## Work item
Find the string "OQVT" in the data, and copy out each line that has it.

═══ Data ═══

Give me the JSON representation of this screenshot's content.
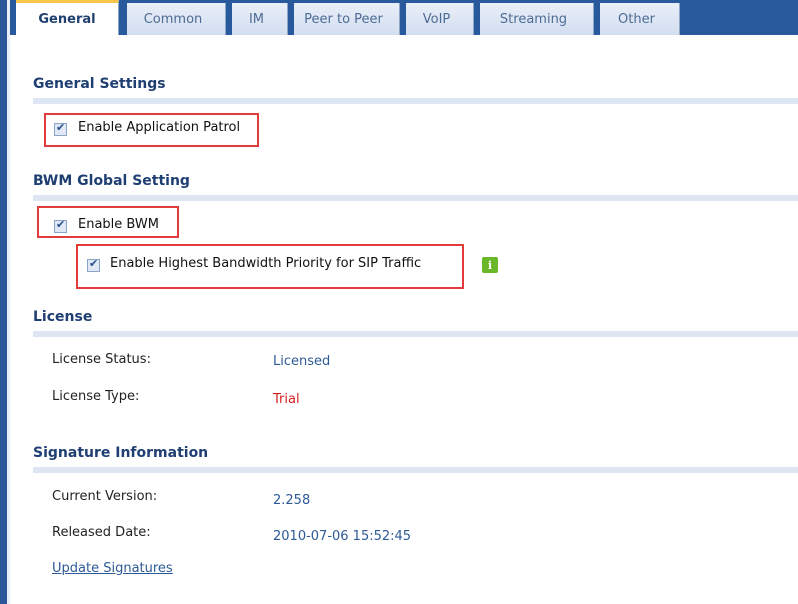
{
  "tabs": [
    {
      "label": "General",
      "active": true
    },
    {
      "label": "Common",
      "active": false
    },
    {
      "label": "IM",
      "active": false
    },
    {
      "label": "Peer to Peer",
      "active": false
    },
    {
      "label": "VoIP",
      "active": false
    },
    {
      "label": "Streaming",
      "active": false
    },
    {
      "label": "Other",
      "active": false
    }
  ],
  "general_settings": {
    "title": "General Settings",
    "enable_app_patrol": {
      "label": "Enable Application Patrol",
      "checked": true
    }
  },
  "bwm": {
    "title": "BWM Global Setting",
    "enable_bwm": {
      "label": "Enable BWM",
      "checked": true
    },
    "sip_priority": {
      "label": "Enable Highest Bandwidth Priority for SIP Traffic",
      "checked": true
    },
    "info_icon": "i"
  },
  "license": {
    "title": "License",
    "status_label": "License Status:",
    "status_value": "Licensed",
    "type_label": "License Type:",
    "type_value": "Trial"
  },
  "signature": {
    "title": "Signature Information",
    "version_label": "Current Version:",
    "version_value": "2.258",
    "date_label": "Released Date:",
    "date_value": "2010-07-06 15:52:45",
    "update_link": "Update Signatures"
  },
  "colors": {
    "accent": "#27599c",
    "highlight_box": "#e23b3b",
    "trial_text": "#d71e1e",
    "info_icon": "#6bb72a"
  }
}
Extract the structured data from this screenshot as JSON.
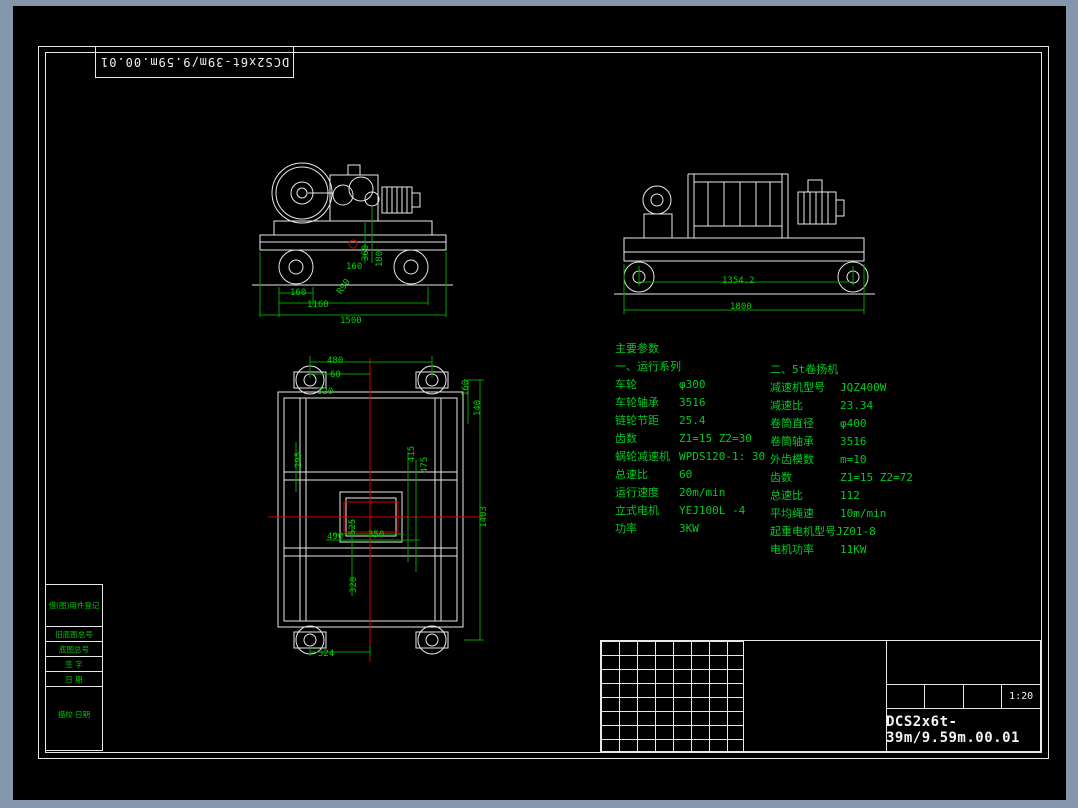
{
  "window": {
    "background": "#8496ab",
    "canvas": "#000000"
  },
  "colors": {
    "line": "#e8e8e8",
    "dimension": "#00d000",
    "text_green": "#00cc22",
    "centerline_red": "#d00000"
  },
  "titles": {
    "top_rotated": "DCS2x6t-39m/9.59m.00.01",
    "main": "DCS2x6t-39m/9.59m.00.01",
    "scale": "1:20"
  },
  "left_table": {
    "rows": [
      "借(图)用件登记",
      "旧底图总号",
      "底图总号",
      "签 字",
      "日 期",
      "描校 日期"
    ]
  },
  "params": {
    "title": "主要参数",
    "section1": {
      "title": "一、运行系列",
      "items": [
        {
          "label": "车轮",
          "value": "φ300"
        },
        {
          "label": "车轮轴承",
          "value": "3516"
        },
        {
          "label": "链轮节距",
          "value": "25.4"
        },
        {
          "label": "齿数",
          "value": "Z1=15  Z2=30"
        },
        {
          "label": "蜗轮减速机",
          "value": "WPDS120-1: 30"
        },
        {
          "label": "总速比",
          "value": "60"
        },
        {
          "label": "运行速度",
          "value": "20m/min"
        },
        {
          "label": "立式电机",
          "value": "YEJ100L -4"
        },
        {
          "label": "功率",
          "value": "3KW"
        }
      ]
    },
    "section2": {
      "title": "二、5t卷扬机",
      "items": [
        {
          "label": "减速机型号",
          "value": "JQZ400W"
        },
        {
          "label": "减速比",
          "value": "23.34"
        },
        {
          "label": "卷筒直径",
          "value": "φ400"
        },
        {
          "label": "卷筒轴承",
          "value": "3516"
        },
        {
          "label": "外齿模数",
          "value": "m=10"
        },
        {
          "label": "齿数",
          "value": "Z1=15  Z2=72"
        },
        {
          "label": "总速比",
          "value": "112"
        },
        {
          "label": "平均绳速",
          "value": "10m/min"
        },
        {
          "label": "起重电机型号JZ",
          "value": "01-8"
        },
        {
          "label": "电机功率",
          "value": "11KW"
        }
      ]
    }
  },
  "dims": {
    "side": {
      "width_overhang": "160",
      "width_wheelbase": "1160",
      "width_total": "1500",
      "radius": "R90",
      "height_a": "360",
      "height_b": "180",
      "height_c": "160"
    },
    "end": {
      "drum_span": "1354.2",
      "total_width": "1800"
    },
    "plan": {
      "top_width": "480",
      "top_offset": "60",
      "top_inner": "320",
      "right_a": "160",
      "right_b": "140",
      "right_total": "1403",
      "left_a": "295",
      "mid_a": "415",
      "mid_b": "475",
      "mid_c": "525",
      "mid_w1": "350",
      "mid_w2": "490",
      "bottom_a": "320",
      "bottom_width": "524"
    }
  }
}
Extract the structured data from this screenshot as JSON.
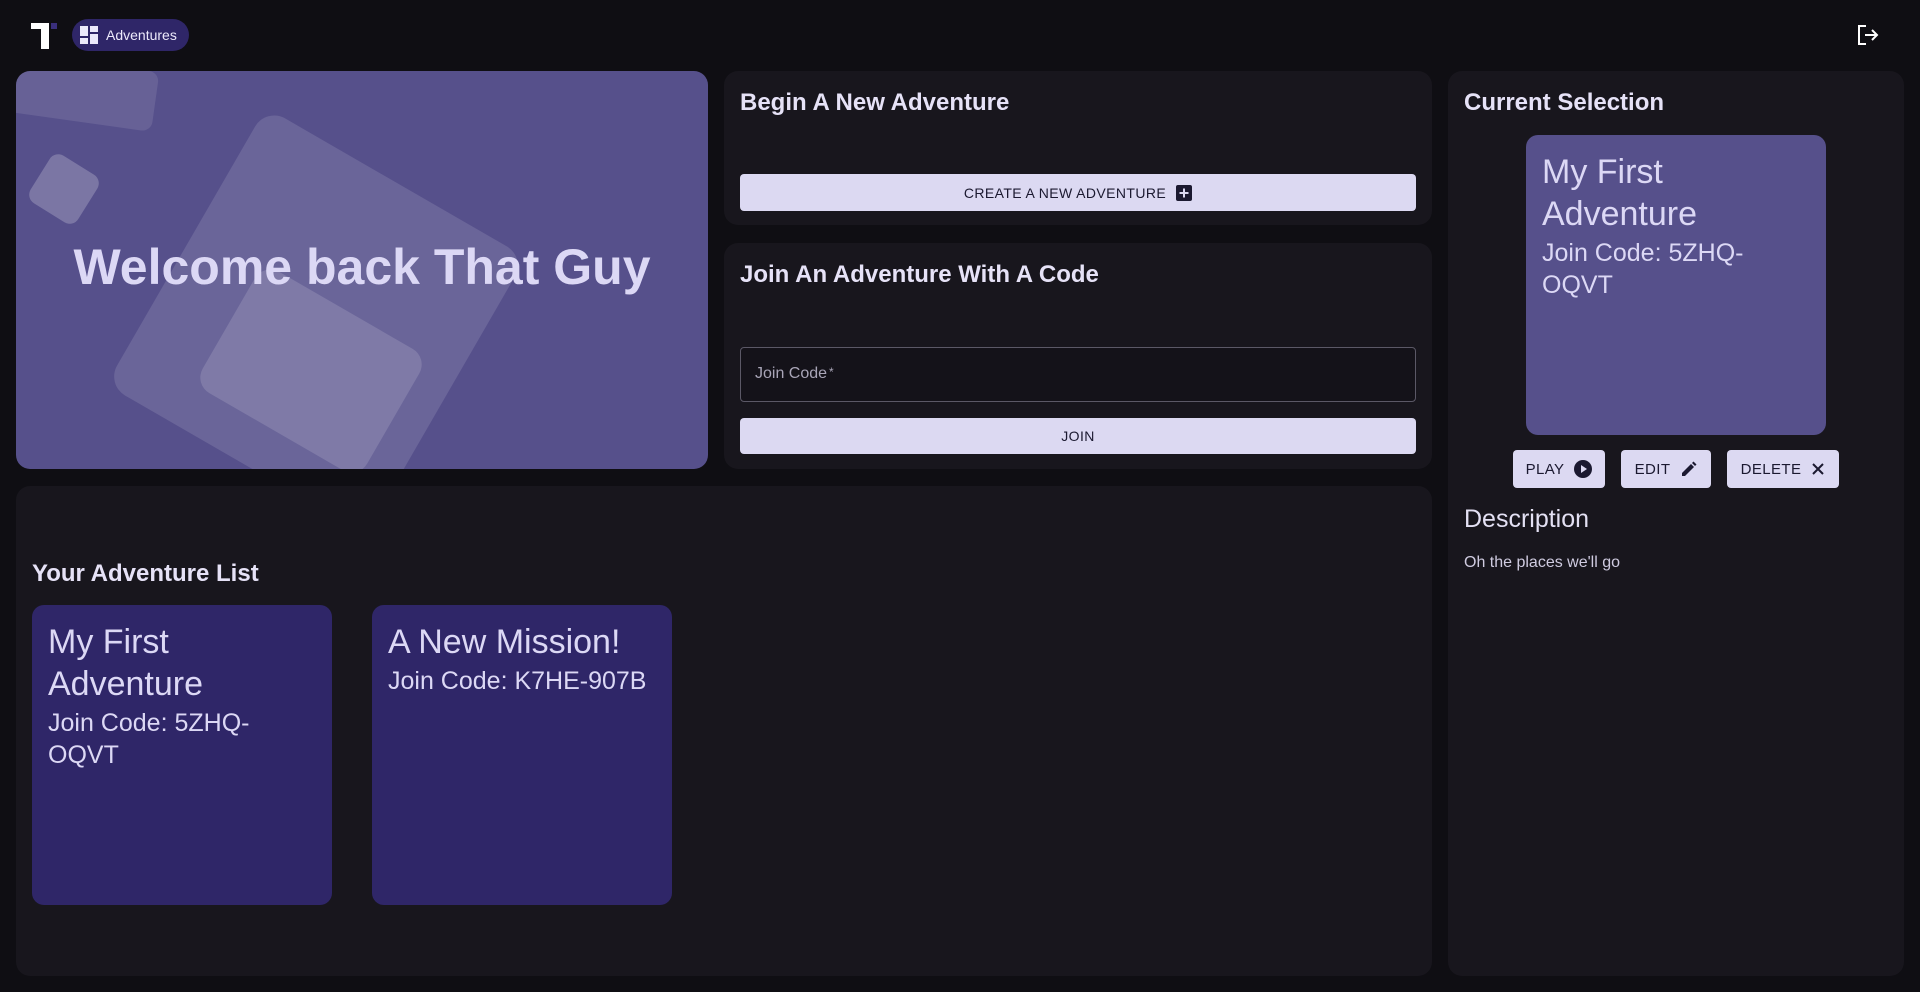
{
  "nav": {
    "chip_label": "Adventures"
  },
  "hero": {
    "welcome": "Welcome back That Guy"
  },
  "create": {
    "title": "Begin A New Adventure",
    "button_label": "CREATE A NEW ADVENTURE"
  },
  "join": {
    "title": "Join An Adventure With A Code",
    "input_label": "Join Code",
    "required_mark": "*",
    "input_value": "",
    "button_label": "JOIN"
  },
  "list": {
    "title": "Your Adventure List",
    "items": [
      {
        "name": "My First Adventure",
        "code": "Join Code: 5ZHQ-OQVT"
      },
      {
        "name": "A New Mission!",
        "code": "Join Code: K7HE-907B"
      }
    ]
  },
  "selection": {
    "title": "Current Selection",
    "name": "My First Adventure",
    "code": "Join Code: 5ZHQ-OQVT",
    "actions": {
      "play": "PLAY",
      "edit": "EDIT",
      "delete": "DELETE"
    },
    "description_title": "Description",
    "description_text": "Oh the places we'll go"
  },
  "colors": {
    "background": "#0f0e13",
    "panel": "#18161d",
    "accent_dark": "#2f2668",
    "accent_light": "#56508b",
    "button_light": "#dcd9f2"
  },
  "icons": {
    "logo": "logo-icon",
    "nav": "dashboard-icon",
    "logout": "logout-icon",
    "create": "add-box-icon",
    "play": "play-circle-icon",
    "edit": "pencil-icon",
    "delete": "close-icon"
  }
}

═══

## Answer area
        "code": "Join Code: 5ZHQ-OQVT"
    "code": "Join Code: 5ZHQ-OQVT",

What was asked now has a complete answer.